■ Task description ■
Whenever a line in the data holds the string "Trabalho", pull that line out.

■ Data extracts ■
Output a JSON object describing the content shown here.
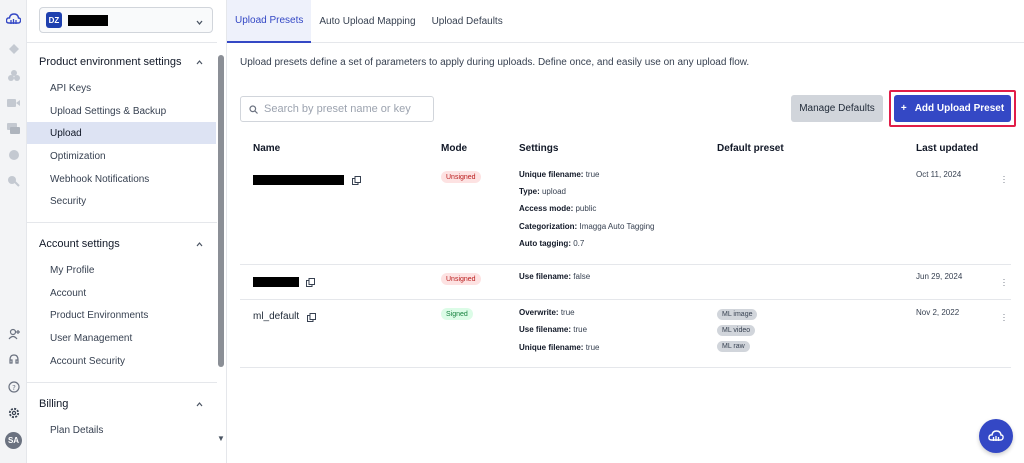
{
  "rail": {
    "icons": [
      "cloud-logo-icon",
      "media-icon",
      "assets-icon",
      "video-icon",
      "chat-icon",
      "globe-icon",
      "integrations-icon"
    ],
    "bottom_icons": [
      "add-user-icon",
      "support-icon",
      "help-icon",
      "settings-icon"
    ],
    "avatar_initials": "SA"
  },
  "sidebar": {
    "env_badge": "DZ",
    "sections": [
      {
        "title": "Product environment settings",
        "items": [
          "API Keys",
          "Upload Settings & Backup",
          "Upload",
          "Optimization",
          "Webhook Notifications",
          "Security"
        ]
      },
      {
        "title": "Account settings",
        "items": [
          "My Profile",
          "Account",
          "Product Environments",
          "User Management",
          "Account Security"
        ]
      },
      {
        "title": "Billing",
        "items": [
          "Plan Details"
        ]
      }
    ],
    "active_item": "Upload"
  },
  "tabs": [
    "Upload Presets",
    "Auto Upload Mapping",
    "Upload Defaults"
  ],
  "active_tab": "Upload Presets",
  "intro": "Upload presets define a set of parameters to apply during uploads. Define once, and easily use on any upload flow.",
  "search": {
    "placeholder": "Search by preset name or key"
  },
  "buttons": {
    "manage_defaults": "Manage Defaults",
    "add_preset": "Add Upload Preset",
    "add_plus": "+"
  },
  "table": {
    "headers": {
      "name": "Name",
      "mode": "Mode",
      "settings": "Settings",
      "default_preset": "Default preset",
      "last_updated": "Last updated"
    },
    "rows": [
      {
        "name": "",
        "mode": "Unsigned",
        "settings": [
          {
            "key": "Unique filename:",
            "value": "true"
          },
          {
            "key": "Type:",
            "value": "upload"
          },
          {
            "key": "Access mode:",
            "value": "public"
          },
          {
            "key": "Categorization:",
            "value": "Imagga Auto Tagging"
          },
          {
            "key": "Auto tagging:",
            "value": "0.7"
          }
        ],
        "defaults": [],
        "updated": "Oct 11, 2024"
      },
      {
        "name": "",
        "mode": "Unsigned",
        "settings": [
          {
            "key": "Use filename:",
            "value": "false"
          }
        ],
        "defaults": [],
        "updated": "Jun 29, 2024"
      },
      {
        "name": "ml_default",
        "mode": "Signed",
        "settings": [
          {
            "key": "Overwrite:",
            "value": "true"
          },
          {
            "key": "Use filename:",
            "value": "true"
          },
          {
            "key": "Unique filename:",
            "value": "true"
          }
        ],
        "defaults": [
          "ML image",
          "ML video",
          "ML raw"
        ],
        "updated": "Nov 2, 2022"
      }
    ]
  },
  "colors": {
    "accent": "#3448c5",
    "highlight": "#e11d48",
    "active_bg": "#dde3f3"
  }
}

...

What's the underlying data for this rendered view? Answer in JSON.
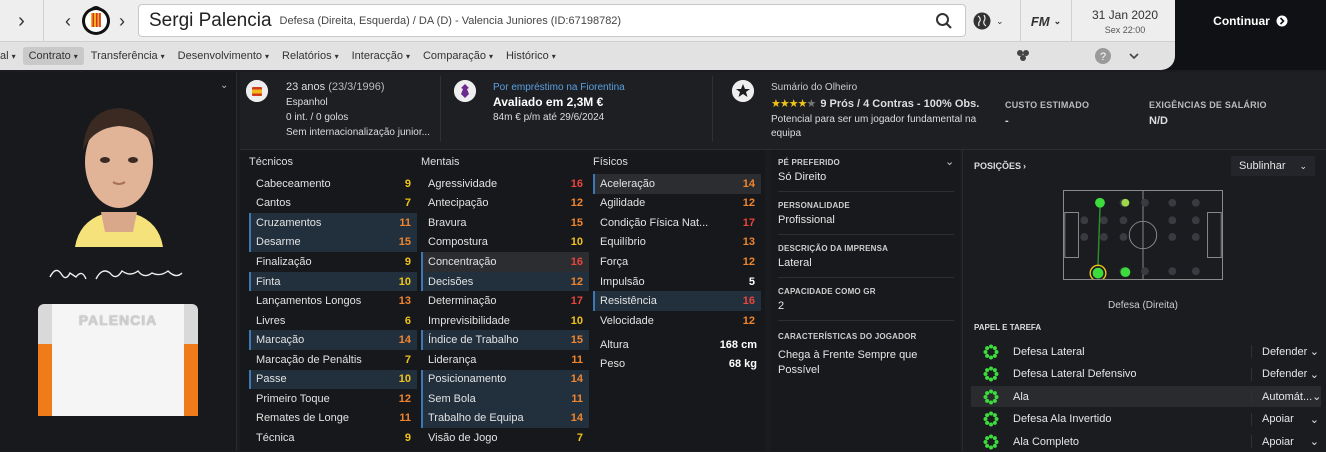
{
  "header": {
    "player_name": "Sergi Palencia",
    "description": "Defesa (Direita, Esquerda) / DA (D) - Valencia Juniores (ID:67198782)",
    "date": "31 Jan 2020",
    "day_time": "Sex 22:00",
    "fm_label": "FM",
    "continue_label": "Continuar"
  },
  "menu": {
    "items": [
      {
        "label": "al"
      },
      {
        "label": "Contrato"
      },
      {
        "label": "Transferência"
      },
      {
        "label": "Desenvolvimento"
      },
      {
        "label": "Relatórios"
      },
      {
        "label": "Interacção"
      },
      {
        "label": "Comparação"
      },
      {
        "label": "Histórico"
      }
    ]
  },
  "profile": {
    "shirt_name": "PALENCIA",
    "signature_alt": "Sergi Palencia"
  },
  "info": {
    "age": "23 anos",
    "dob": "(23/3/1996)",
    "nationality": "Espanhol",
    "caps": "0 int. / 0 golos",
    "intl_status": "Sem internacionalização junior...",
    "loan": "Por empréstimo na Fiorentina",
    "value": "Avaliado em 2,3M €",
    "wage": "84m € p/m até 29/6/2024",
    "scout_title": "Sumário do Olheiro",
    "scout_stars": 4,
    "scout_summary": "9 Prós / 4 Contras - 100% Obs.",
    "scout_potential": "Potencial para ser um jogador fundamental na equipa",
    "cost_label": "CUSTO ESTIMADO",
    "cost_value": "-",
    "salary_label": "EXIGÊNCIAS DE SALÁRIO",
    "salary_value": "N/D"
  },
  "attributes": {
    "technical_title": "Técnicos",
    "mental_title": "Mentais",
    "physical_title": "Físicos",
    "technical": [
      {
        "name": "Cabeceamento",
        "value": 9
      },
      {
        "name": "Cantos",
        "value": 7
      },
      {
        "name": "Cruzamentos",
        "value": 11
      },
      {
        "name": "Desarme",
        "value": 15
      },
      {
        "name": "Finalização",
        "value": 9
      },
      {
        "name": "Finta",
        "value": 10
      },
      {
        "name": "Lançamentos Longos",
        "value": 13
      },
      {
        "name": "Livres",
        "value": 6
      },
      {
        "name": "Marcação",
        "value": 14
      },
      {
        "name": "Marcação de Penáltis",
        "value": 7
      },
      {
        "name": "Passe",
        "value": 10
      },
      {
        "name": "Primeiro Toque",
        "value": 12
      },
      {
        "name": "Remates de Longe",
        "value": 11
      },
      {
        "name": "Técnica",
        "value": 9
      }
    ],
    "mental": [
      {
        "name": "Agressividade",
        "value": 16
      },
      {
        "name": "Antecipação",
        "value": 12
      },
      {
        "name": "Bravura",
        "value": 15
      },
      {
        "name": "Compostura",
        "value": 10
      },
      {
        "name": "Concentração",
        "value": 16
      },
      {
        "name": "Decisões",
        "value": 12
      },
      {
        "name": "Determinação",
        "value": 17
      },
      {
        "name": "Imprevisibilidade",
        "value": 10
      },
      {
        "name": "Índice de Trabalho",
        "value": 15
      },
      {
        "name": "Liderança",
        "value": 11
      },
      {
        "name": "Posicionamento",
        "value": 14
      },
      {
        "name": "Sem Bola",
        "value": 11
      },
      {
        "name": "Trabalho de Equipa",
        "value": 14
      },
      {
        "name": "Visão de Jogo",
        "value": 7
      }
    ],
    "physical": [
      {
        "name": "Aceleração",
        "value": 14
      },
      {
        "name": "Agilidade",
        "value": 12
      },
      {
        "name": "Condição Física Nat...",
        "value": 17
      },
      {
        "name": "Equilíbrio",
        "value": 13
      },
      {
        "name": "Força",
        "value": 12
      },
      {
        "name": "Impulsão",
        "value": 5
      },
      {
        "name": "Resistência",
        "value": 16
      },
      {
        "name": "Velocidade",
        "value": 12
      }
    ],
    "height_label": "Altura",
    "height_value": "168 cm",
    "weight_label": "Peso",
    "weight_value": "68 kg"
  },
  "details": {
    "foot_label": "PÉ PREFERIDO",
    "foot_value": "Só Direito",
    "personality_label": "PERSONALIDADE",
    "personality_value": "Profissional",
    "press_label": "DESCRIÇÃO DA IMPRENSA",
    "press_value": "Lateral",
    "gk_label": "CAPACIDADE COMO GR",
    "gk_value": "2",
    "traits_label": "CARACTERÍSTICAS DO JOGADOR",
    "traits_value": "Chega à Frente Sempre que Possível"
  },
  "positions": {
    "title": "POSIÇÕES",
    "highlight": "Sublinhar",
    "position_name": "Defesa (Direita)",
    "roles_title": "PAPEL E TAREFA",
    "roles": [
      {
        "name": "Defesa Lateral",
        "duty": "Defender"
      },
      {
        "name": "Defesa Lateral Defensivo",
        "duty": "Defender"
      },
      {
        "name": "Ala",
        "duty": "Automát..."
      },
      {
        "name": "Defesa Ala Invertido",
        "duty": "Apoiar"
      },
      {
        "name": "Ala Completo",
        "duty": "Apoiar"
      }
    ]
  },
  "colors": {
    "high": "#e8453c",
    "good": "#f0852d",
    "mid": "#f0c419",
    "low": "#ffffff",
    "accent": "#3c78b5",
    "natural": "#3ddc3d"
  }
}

■ Task answer ■
        "name": "Índice de Trabalho",
        "name": "Trabalho de Equipa",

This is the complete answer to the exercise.